Coach Dismissal

This week, another assistant coach was dismissed for inappropriate behavior in the technical area in accordance with the guidelines established by U.S. Soccer in several “Week In Reviews,” reinforced by MLS, and detailed in the March 22, 2006 U.S. Soccer position paper entitled, “Management of Behavior in the Technical Area.”  (Click here to access the position paper)

Referee teams should continue to utilize proactive preventative techniques in dealing with bench personnel.  Fourth officials should approach team personnel in the technical area in a positive, non condescending manner.  Remember, the onus is on them to comply with the Laws of the Game and modify their behavior.  So, work on clearly indicating to the individual(s) in question the behavior you want modified.  Once you have politely yet firmly indicated the expectation, you can and must hold them accountable for their actions. 

Serious Foul Play

A 22nd minute red card was correctly issued for serious foul play resulting from a poorly timed tackle that clearly endangered the safety of an opponent and is done with excessive force.

Video Clip 3:  Columbus at Chivas USA (22:00)

In reviewing the clip, look at the position of the leading leg:  raised off the ground, over the ball with cleats exposed to the opponent.  The tackle is started five yards or further from the opponent and is done in a manner lunging at the opponent and not in an attempt to play the ball.  The referee correctly identifies this action as serious foul play and without hesitation issues a red card.  Note:  this is the first card issued in the game and it is done only 22 minutes into the game.

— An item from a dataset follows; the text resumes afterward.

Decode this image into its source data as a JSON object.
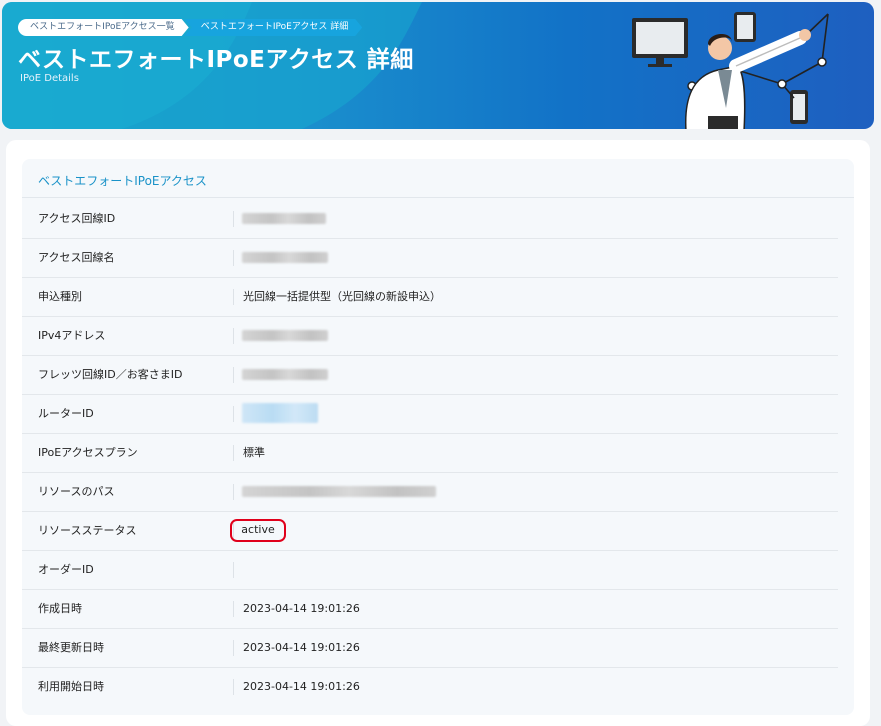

Taking a Calculated Risk

One of the points of emphasis this season is flow and the associated risk taking referees take in allowing the game to proceed when minor or trifling offenses have been identified.  Applying advantage and taking risks requires the ability to identify clear and effective opportunities to advance the ball.  The further the attacking team is in their defensive third, the more risk a referee is taking by allowing flow as the potential for a clear and effective advantage materializing is minimized.

Video Clip 4:  FC Dallas at Colorado (43:40, second half)

Watch as the referee applies two advantages in the defensive third.  Both result in the attacking team being able to continue with the flow of the game and keep an effective attack progressing.  After the first foul and advantage, the referee signals his application of the advantage and then exhibits the confidence to allow a second potential foul go unpunished as the player with the ball has the skill, pace, and space to continue toward the opponent’s goal.


Mass Confrontation and Persistent Infringement Against a Specific Opponent

Officials are asked to deal with situations of “mass confrontation” (in either form) in a more proactive manner ensuring situations do not escalate.  Additionally, referees are asked to work hard to identify cases of persistent infringement against a specific player.  Referees should protect the players who are on the receiving end of multiple fouls in a game as a result of their possessing a skill or technical asset that teams cannot contain without fouling.